Your answer must consist solely of the line containing "Enumerate this screenshot's" and each line after it through the end of the data, copied exactly.
◇ ◇ ◇
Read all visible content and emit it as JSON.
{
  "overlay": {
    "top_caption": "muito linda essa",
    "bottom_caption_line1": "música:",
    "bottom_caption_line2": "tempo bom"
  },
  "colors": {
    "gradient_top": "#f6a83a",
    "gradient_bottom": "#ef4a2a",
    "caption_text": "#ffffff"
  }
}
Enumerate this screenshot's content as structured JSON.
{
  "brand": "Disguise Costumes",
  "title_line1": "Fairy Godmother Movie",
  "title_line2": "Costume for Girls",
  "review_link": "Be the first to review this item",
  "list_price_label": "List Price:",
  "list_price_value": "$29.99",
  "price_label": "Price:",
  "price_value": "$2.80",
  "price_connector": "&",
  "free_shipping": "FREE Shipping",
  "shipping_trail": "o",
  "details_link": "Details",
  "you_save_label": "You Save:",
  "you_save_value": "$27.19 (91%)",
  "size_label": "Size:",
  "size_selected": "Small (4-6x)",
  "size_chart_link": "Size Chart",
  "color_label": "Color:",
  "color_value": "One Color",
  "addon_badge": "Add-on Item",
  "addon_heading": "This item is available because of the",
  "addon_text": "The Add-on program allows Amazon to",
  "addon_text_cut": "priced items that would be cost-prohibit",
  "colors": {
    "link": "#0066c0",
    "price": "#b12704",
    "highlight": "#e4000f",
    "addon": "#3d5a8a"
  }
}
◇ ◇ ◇
=== Exercise output ===
Enumerate this screenshot's content as structured JSON.
{
  "brand": "Disguise Costumes",
  "title_line1": "Fairy Godmother Movie",
  "title_line2": "Costume for Girls",
  "review_link": "Be the first to review this item",
  "list_price_label": "List Price:",
  "list_price_value": "$29.99",
  "price_label": "Price:",
  "price_value": "$2.80",
  "price_connector": "&",
  "free_shipping": "FREE Shipping",
  "shipping_trail": "o",
  "details_link": "Details",
  "you_save_label": "You Save:",
  "you_save_value": "$27.19 (91%)",
  "size_label": "Size:",
  "size_selected": "Small (4-6x)",
  "size_chart_link": "Size Chart",
  "color_label": "Color:",
  "color_value": "One Color",
  "addon_badge": "Add-on Item",
  "addon_heading": "This item is available because of the",
  "addon_text": "The Add-on program allows Amazon to",
  "addon_text_cut": "priced items that would be cost-prohibit",
  "colors": {
    "link": "#0066c0",
    "price": "#b12704",
    "highlight": "#e4000f",
    "addon": "#3d5a8a"
  }
}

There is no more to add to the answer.